The Yale study found that scientists of both genders hired men more than women because they perceived male job candidates as more competent. They also granted salaries to men that were $4,000 higher per year than salaries given to women. Another study randomly attached male or female names to applications for a laboratory manager job. Researchers recorded results that showed a strong preference among both male and female faculty for hiring men and paying them more than women. Studies like these suggest that inherent cultural biases against women drive these decisions.

One possible solution to systemic bias against women is keeping resumes anonymous in the early stages of recruitment. Additionally, jobs with greater flexibility might enable female candidates to thrive if they do not have to derail their careers to meet family obligations.

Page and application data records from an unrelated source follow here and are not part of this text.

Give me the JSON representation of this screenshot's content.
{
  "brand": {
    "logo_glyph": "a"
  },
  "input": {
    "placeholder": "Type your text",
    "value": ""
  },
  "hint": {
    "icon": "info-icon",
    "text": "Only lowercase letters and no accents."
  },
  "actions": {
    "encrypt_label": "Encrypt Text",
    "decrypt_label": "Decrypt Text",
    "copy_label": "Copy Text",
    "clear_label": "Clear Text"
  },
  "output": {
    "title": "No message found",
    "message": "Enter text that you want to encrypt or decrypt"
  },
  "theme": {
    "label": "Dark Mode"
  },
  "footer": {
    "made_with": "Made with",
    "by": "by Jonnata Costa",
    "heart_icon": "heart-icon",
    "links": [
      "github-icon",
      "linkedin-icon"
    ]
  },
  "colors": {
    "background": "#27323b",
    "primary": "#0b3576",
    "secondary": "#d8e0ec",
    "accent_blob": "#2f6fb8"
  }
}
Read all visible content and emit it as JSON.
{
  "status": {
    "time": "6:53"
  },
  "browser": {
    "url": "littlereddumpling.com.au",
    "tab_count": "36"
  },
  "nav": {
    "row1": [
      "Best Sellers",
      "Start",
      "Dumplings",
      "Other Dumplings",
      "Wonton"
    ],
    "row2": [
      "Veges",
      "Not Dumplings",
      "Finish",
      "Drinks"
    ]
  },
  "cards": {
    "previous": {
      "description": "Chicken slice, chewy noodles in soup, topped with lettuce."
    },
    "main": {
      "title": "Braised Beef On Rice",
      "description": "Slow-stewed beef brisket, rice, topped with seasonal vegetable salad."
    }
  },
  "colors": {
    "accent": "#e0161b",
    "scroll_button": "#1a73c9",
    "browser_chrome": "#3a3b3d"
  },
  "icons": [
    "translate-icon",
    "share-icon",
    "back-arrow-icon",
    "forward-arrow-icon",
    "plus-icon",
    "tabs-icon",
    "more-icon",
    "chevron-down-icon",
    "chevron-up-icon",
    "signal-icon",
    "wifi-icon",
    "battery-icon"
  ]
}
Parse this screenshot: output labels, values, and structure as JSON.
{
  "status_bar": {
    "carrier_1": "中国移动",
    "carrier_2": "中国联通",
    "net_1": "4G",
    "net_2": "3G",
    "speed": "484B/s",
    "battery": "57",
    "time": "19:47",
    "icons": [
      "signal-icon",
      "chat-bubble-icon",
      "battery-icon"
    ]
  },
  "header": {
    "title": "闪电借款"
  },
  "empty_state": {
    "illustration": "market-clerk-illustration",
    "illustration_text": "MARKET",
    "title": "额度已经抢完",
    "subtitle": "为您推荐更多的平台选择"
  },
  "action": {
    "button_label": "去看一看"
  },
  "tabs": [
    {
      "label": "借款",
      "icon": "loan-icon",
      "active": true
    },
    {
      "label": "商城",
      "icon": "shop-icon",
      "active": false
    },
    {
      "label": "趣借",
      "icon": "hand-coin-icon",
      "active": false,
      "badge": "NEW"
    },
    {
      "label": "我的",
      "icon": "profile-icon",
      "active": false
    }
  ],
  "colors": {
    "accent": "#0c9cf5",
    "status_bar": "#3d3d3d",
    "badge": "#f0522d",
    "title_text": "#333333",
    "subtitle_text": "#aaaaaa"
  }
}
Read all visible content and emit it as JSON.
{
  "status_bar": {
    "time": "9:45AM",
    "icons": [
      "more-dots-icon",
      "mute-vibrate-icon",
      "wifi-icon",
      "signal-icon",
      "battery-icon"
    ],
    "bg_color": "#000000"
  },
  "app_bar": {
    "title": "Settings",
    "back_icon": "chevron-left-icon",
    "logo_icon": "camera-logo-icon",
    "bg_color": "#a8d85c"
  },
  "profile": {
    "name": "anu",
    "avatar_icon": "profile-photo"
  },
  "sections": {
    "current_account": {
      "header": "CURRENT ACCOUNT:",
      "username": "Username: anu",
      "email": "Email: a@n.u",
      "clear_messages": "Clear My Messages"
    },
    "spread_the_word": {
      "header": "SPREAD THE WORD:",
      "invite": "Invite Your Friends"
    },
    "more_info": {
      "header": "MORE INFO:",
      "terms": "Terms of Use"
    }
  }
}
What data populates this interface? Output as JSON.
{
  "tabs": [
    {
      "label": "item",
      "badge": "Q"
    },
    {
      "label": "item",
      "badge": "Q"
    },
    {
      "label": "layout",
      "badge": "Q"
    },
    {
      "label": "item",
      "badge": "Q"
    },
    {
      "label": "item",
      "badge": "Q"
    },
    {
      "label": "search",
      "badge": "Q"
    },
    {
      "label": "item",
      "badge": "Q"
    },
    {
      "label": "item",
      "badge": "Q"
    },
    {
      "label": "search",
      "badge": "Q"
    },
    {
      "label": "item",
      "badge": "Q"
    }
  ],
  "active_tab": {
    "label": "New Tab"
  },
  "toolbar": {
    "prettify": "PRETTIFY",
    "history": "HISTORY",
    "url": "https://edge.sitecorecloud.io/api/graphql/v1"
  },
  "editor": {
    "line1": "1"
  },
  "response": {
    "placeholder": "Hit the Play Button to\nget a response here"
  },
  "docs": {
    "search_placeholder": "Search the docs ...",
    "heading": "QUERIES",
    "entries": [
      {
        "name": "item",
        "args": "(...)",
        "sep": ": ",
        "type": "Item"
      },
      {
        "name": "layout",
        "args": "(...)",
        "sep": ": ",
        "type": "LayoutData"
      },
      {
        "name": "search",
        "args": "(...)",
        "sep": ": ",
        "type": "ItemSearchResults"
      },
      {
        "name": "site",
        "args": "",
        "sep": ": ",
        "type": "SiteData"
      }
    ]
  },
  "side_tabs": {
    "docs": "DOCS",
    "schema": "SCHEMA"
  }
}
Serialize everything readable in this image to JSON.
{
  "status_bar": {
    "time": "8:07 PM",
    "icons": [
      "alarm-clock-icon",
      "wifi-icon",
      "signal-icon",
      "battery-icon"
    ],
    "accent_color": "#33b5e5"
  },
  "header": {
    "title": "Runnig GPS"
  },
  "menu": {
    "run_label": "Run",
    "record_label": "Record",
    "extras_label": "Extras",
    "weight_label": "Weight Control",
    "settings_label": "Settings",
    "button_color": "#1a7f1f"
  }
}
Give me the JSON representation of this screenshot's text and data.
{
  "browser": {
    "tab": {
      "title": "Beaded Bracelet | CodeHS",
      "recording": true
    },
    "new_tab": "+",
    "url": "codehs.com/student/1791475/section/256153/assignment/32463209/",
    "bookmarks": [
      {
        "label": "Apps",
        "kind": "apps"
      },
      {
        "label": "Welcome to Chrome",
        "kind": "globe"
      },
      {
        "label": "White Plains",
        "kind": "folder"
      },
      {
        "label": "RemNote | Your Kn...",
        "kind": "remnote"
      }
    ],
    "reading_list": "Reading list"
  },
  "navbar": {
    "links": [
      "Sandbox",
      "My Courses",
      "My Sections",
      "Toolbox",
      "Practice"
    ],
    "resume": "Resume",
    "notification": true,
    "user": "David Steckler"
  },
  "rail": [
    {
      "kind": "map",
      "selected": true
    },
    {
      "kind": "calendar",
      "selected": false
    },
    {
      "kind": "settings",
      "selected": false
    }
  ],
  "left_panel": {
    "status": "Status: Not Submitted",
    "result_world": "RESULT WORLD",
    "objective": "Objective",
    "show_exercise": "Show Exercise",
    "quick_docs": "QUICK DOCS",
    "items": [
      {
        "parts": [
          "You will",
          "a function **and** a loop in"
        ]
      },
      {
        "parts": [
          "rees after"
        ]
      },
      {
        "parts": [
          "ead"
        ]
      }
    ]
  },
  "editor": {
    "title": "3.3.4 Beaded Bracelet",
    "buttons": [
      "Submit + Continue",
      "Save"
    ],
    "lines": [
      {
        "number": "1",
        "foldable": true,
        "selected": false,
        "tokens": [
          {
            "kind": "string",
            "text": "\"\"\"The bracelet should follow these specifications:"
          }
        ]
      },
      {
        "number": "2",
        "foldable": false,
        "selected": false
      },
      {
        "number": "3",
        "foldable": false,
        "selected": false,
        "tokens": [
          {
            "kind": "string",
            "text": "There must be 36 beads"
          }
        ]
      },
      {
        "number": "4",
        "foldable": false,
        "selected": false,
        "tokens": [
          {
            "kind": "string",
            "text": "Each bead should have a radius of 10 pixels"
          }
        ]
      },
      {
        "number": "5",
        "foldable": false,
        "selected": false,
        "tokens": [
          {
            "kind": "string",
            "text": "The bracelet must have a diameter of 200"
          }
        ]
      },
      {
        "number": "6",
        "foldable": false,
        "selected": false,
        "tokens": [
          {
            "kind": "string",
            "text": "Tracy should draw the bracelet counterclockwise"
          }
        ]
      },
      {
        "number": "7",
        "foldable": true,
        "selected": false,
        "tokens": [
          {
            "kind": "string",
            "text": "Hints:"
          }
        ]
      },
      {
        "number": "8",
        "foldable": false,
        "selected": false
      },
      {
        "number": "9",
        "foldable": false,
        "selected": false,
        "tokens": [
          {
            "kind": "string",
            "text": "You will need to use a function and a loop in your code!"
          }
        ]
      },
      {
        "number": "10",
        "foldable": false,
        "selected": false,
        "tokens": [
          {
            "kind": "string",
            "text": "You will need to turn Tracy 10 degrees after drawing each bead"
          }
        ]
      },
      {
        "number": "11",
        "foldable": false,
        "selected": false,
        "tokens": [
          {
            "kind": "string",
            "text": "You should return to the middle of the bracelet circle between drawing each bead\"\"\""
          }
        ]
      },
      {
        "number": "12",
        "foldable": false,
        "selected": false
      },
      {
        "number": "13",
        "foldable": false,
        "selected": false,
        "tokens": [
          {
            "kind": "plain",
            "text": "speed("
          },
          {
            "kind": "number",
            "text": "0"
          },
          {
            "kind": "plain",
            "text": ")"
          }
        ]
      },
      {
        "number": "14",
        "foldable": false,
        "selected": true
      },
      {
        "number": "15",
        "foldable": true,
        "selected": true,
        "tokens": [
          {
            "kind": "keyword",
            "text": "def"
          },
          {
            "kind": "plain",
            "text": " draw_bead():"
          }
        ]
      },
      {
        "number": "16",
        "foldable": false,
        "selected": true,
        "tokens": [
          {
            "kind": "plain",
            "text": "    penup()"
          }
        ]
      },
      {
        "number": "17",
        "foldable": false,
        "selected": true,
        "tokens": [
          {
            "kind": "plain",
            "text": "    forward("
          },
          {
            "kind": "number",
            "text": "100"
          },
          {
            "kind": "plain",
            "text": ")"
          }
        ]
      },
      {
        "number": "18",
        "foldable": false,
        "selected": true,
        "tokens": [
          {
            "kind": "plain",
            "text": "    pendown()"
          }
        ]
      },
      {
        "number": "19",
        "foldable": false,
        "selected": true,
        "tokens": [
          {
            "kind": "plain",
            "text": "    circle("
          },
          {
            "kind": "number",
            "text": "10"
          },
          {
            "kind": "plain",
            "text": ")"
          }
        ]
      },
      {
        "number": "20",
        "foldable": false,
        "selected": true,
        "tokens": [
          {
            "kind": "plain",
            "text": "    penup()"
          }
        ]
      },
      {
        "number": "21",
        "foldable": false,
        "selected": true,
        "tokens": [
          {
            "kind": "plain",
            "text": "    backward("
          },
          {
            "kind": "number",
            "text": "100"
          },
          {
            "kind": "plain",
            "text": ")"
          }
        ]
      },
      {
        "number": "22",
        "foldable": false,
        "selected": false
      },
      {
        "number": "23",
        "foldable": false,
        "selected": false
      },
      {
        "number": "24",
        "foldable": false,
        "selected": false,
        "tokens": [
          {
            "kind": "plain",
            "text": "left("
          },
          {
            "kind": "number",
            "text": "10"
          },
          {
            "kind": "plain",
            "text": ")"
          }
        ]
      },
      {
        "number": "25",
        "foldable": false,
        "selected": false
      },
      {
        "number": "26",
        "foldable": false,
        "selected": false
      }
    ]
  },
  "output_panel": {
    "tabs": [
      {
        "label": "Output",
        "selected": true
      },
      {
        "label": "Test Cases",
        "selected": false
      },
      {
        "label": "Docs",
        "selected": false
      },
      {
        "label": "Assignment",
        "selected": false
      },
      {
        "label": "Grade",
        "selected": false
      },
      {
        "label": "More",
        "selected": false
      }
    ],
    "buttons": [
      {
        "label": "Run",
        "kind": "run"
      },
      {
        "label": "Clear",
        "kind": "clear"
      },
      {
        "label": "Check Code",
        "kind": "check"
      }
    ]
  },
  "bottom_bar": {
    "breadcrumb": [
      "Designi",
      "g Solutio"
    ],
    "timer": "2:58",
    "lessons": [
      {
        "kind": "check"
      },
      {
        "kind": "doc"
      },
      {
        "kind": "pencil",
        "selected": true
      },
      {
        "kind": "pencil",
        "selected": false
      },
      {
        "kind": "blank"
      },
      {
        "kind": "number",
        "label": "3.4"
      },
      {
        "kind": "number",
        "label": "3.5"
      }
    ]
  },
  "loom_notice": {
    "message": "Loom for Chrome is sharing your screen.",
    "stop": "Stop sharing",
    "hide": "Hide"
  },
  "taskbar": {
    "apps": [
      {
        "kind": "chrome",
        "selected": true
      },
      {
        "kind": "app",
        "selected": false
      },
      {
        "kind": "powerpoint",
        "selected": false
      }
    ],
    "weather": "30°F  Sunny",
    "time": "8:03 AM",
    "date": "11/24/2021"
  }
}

Although cultural forces might stymie a person’s career, employment law could give a person the ability to hold a discriminatory person or institution accountable. To understand legal options in the face of discrimination in hiring, wrongful termination or sexual harassment, a person could talk to an attorney who understands employment law for employees. Legal advice might prepare someone to enter arbitration or file a complaint with the Equal Employment Opportunity Commission. Damages related to workplace discrimination could include lost pay and benefits as well as punitive damages against an employer. To pursue a settlement, an attorney might organize evidence about illegal treatment and confront an employer during negotiations or in the courtroom.